I stumbled across a meme on Twitter yesterday, it’s a quote from H.L. Mencken. “Morality is doing what is right, now matter what you are told. Religion is doing what you are told, no matter what is right.” That’s mainly what’s always bothered me about “religion”. My grandfather used his religion to justify his racism, and it was the bigotry of evangelicals during the 90’s that ultimately turned me off from it forever.
And in a somewhat amusing case of synchronicity, I was reading section in The Sovereign Individual last night describing the role of the church in guiding Europe out of the dark ages. It’s a quote from A. R. Radcliffe-Brown: “the social function of a religion is as independent of its truth or falsity.” The last paragraphs of the chapter go on to interpret the Genesis story of the expulsion from the Garden of Eden as describing the change from hunter gatherer societies to agrarian ones. There’s contrast between peaceful gathering societies who enjoy an “life of ease”, and the “paradise lost” of toiling the land, and the violence that ensued as mankind shifted to stationary farms. It’s a very convincing argument.
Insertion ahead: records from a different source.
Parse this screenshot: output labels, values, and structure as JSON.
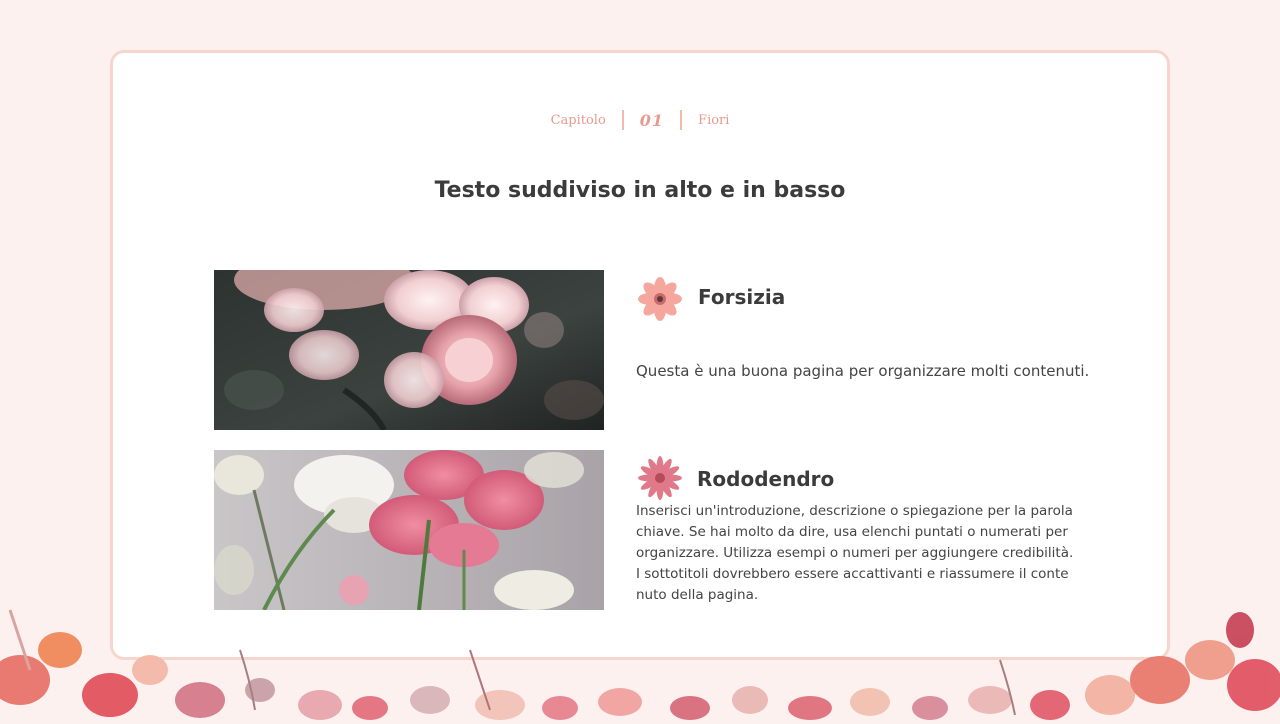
{
  "header": {
    "chapter_label": "Capitolo",
    "chapter_number": "01",
    "section_label": "Fiori"
  },
  "page_title": "Testo suddiviso in alto e in basso",
  "items": [
    {
      "heading": "Forsizia",
      "description": "Questa è una buona pagina per organizzare molti contenuti.",
      "icon": "pink-flower-icon"
    },
    {
      "heading": "Rododendro",
      "description": "Inserisci un'introduzione, descrizione o spiegazione per la parola chiave. Se hai molto da dire, usa elenchi puntati o numerati per organizzare. Utilizza esempi o numeri per aggiungere credibilità. I sottotitoli dovrebbero essere accattivanti e riassumere il contenuto della pagina.",
      "icon": "pink-flower-icon"
    }
  ],
  "colors": {
    "accent": "#e79a8f",
    "border": "#f6d6cc",
    "background": "#fdf1f0",
    "text": "#3b3b3b"
  }
}
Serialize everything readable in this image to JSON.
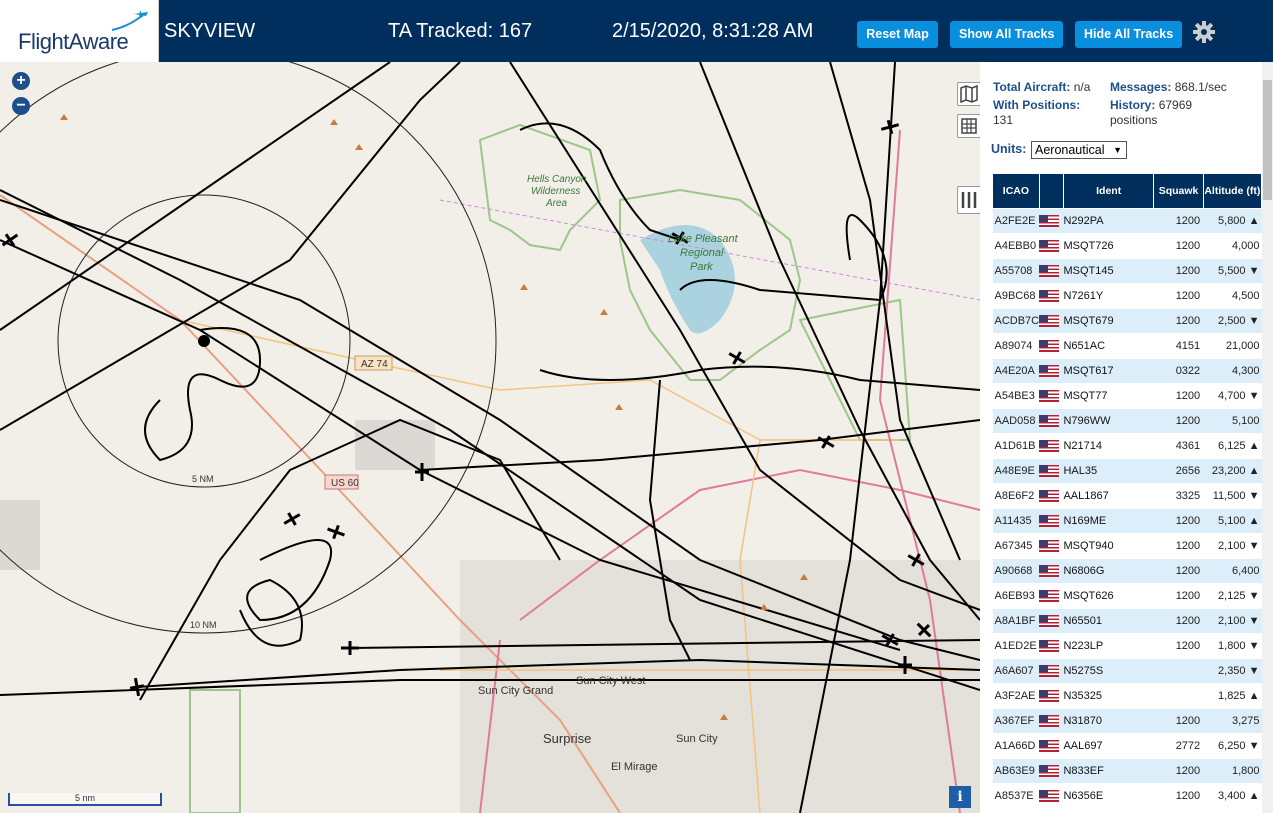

Now my children have put me in a bit of a moral quandary. I’m more than happy to barter with D. for childcare — it does take a village — I’m a bit more at a loss to figure out what to do here. Missus seems to have no trouble letting the girls go to church with them, but I’m not sure how I feel letting them get on the bus to go off with a bunch of strangers. One time when Elder was little, she’d been going to another church with woman from her daycare, who also babysit from time to time. I remember one day I brought her there at her request, and basically dropped her off. I remember the look on their faces when I left, explaining that I wasn’t going to stay for service. I did feel a bit guilty about it, using them for free babysitting basically.
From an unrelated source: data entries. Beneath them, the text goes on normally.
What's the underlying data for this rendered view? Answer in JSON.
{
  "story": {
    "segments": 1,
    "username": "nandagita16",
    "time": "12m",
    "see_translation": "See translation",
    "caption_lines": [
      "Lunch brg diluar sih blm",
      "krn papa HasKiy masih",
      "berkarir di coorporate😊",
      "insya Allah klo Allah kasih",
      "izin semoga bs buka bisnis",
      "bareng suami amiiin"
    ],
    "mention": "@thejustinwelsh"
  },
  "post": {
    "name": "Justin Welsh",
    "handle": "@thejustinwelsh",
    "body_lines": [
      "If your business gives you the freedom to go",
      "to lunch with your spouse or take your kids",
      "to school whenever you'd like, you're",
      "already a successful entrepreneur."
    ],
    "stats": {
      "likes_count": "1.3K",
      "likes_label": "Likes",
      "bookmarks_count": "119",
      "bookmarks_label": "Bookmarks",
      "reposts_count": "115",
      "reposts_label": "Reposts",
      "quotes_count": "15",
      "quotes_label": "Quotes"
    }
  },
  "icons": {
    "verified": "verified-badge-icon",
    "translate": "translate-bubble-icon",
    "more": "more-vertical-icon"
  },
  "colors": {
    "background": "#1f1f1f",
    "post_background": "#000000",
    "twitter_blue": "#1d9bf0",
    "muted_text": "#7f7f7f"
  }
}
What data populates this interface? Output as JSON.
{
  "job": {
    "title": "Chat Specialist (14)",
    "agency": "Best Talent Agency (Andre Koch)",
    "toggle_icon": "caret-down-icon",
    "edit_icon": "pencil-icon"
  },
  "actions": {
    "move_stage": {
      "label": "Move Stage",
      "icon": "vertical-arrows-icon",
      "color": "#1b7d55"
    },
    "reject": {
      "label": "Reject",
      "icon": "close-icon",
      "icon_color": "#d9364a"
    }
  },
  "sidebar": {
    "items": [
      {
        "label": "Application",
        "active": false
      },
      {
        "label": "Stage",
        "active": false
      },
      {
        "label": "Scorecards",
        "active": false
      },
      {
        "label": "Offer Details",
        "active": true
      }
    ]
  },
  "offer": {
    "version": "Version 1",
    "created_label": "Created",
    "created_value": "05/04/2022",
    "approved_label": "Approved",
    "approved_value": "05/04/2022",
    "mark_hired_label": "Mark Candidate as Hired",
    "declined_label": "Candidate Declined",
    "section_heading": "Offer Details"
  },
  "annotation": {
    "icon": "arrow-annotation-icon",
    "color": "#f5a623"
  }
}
I feel a similar guilt here, but I’m not sure that it’s warranted. D. seems to genuinely relishing taking the kids, and the kids are enjoying it, and now I feel some sort of obligation. I think a donation is warranted to help cover the cost of the food and activities that the girls have been doing. And I’ll probably get dragged in to a service tomorrow night for kids’ recital or whatever they’ve got planned for their finale. Still, I don’t plan on attending any services.
I’ve been writing this most of the morning. The kids have interrupted me several times, and I’ve been short with them because today I actually had something to write about. They’ve been fighting, and I’ve actually gotten so mad at Elder for being defiant that I’ve wanted to hit her. We’ve been having problems for the last couple days. Yesterday, while enjoying our peaceful afternoon while the kids were away, Missus remarked that we really haven’t been doing a good job as parents recently. Keeping the kids at home all week, making them do chores and letting them watch TV all the time. It’s no wonder that they are super excited about VBS and want to go. I’m not really offering them much since school was out.
Tomorrow is July 1. Elder is starting her GalileoXP summer camp, and I’ll restart daddy pre-K with Younger. Missus wants to have an adventure this weekend, but I promised to stain the deck this weekend, so I’m not sure what will happen. Missus is looking at summer camps, trying to find something for the kids to do to get them out of the house and clear the air a bit. The mood in this house is bipolar, and I’m not sure what to do about it. Just breathe, I suppose, and try to find things for the kids to do.
It’s just so hard trying to balance my desire to do deep work and spend more time with my kids. Maybe I just need to accept that what my kids need is less time with their dad.